Introduce a recognizer for a typed association list (alist).
Defalist allows you to quickly introduce a recognizer for a typed
association list (e.g., string-nat-alistp) and proves basic theorems about
Unlike many ACL2 alist recognizers, the recognizers introduced by defalist
do not, by default, imply (alistp x), but they do imply something
like (cons-listp x). That is,
- We require that each element is a cons, but
- We do not require the alists to be nil-terminated.
Not requiring nil termination has some advantages. It plays well with
ACL2::equivalence relations like list-equiv and alist-equiv. It also allows you to use features of ACL2::fast-alists such as "size hints" and "alist names" (see hons-acons for details).
But there is also a disadvantage. Namely, it may be difficult to operate on
a defalist using traditional alist functions, whose guards require alistp. Fortunately, there are generally good alternatives to these
traditional functions with no such requirement, e.g.,:
(defalist name formals
&key key ; required
val ; required
guard ; t by default
verify-guards ; t by default
keyp-of-nil ; :unknown by default
valp-of-nil ; :unknown by default
true-listp ; nil by default
mode ; current defun-mode by default
already-definedp ; nil by default
parents ; nil by default
short ; nil by default
long ; nil by default
(defalist string-nat-alistp (x)
:key (stringp x)
:val (natp x))
introduces a new function, string-nat-alistp, that recognizes alists
whose keys are strings and whose values are natural numbers. It also proves
many theorems about this new function.
Note that x is treated in a special way: it refers to the whole alist
in the formals and guards, but refers to individual keys or values in the
:key and :val positions. This is similar to how deflist,
defprojection, and defmapappend handle x.
Usage and Arguments
Let pkg be the package of name. All functions, theorems, and
variables are created in this package. One of the formals must be pkg::x,
and this argument represents the alist to check. Otherwise, the only
restriction on the formals is that you may not use the names pkg::a,
pkg::n, or pkg::y, because we use these variables in the theorems we
The :key and :val arguments are required and should be simple
function calls involving some subset of the formals. The basic idea is that
you write x for the particular key or value that is being inspected.
The optional :guard and :verify-guards are given to the
defund event that we introduce. In other words, these are the guards that

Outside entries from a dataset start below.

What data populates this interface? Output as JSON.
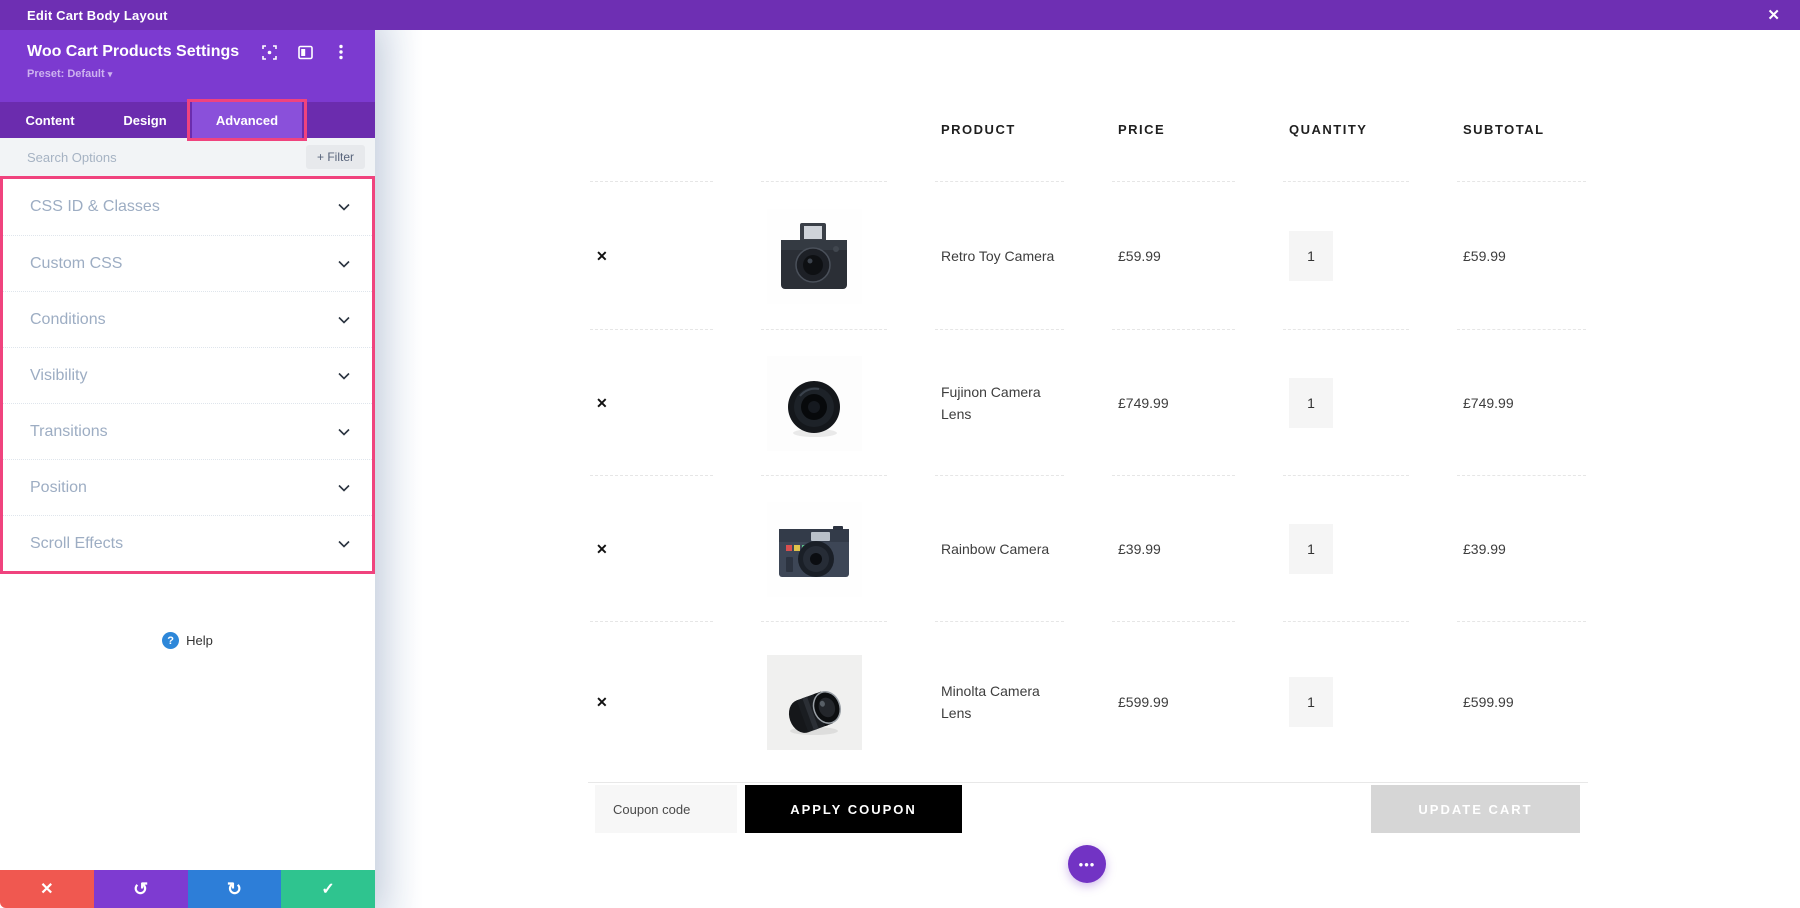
{
  "titlebar": {
    "title": "Edit Cart Body Layout",
    "close_icon": "✕"
  },
  "panel": {
    "title": "Woo Cart Products Settings",
    "preset": "Preset: Default",
    "preset_caret": "▾",
    "tabs": [
      {
        "label": "Content",
        "active": false
      },
      {
        "label": "Design",
        "active": false
      },
      {
        "label": "Advanced",
        "active": true
      }
    ],
    "search": {
      "placeholder": "Search Options"
    },
    "filter_button": "+ Filter",
    "accordion": {
      "items": [
        {
          "label": "CSS ID & Classes"
        },
        {
          "label": "Custom CSS"
        },
        {
          "label": "Conditions"
        },
        {
          "label": "Visibility"
        },
        {
          "label": "Transitions"
        },
        {
          "label": "Position"
        },
        {
          "label": "Scroll Effects"
        }
      ]
    },
    "help": {
      "icon": "?",
      "label": "Help"
    },
    "footer": {
      "cancel_icon": "✕",
      "undo_icon": "↺",
      "redo_icon": "↻",
      "save_icon": "✓"
    }
  },
  "cart": {
    "columns": {
      "product": "PRODUCT",
      "price": "PRICE",
      "quantity": "QUANTITY",
      "subtotal": "SUBTOTAL"
    },
    "remove_icon": "✕",
    "rows": [
      {
        "name": "Retro Toy Camera",
        "price": "£59.99",
        "qty": "1",
        "subtotal": "£59.99",
        "image": "retro-toy-camera"
      },
      {
        "name": "Fujinon Camera Lens",
        "price": "£749.99",
        "qty": "1",
        "subtotal": "£749.99",
        "image": "fujinon-camera-lens"
      },
      {
        "name": "Rainbow Camera",
        "price": "£39.99",
        "qty": "1",
        "subtotal": "£39.99",
        "image": "rainbow-camera"
      },
      {
        "name": "Minolta Camera Lens",
        "price": "£599.99",
        "qty": "1",
        "subtotal": "£599.99",
        "image": "minolta-camera-lens"
      }
    ],
    "coupon": {
      "placeholder": "Coupon code",
      "apply_label": "APPLY COUPON",
      "update_label": "UPDATE CART"
    },
    "more_options_icon": "•••"
  },
  "colors": {
    "topbar": "#6e2fb3",
    "panel_header": "#7c3ad0",
    "tabbar": "#6b2cae",
    "active_tab": "#8a50da",
    "annotation_pink": "#f0437e",
    "cancel_red": "#f05850",
    "undo_purple": "#7e3bd1",
    "redo_blue": "#2d7ed8",
    "save_green": "#2fc48f",
    "help_blue": "#2d87d9",
    "more_circle": "#7233c4",
    "apply_black": "#000000",
    "update_gray": "#d6d6d6"
  }
}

will be used for the list recognizer, not the element recognizer.
The optional :true-listp argument can be used to make the new
recognizer "strict" and only accept alists that are nil-terminated; by

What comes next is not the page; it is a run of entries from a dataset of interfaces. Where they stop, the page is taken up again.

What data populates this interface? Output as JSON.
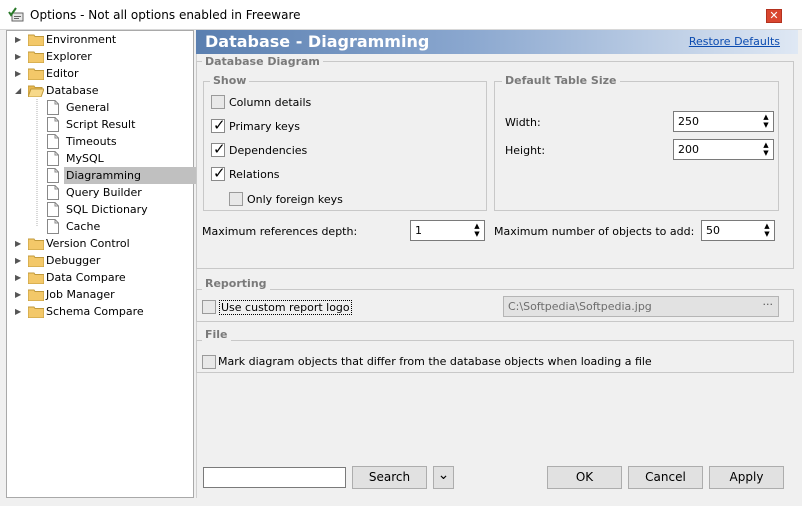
{
  "window": {
    "title": "Options - Not all options enabled in Freeware",
    "close_glyph": "✕"
  },
  "tree": {
    "items": [
      {
        "label": "Environment",
        "expanded": false
      },
      {
        "label": "Explorer",
        "expanded": false
      },
      {
        "label": "Editor",
        "expanded": false
      },
      {
        "label": "Database",
        "expanded": true
      },
      {
        "label": "Version Control",
        "expanded": false
      },
      {
        "label": "Debugger",
        "expanded": false
      },
      {
        "label": "Data Compare",
        "expanded": false
      },
      {
        "label": "Job Manager",
        "expanded": false
      },
      {
        "label": "Schema Compare",
        "expanded": false
      }
    ],
    "database_children": [
      "General",
      "Script Result",
      "Timeouts",
      "MySQL",
      "Diagramming",
      "Query Builder",
      "SQL Dictionary",
      "Cache"
    ],
    "selected": "Diagramming"
  },
  "header": {
    "title": "Database - Diagramming",
    "restore_label": "Restore Defaults"
  },
  "diagram": {
    "group_title": "Database Diagram",
    "show": {
      "title": "Show",
      "column_details": {
        "label": "Column details",
        "checked": false
      },
      "primary_keys": {
        "label": "Primary keys",
        "checked": true
      },
      "dependencies": {
        "label": "Dependencies",
        "checked": true
      },
      "relations": {
        "label": "Relations",
        "checked": true
      },
      "only_foreign_keys": {
        "label": "Only foreign keys",
        "checked": false
      }
    },
    "table_size": {
      "title": "Default Table Size",
      "width_label": "Width:",
      "width_value": "250",
      "height_label": "Height:",
      "height_value": "200"
    },
    "max_depth_label": "Maximum references depth:",
    "max_depth_value": "1",
    "max_objects_label": "Maximum number of objects to add:",
    "max_objects_value": "50"
  },
  "reporting": {
    "title": "Reporting",
    "custom_logo": {
      "label": "Use custom report logo",
      "checked": false
    },
    "logo_path": "C:\\Softpedia\\Softpedia.jpg",
    "browse_glyph": "···"
  },
  "file": {
    "title": "File",
    "mark_diff": {
      "label": "Mark diagram objects that differ from the database objects when loading a file",
      "checked": false
    }
  },
  "footer": {
    "search_value": "",
    "search_label": "Search",
    "ok_label": "OK",
    "cancel_label": "Cancel",
    "apply_label": "Apply"
  },
  "glyphs": {
    "tick": "✓",
    "arrow_collapsed": "▶",
    "arrow_expanded": "◢",
    "spin_up": "▲",
    "spin_down": "▼",
    "chevron_double": "⌄"
  }
}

default the recognizer will be "loose" and will not pay attention to the
final cdr. See strict-list-recognizers for further
The optional :keyp-of-nil (similarly :valp-of-nil) keywords can be
used when (key-recognizer nil ...) (similarly (val-recognzier nil
...)) is always known to be t or nil. When it is provided,
defalist can generate slightly better theorems.
The optional :already-definedp keyword can be set if you have already
defined the function. This can be used to generate all of the ordinary
defalist theorems without generating a defund event, and is useful
when you are dealing with mutually recursive recognizers.
The optional :mode keyword can be set to :program to introduce the
recognizer in program mode. In this case, no theorems are introduced.
The optional :parents, :short, and :long keywords are as in
defxdoc. Typically you only need to specify :parents, perhaps
implicitly with ACL2::set-default-parents, and suitable documentation
will be automatically generated for :short and :long. If you don't
like this documentation, you can supply your own :short and/or :long
to override it.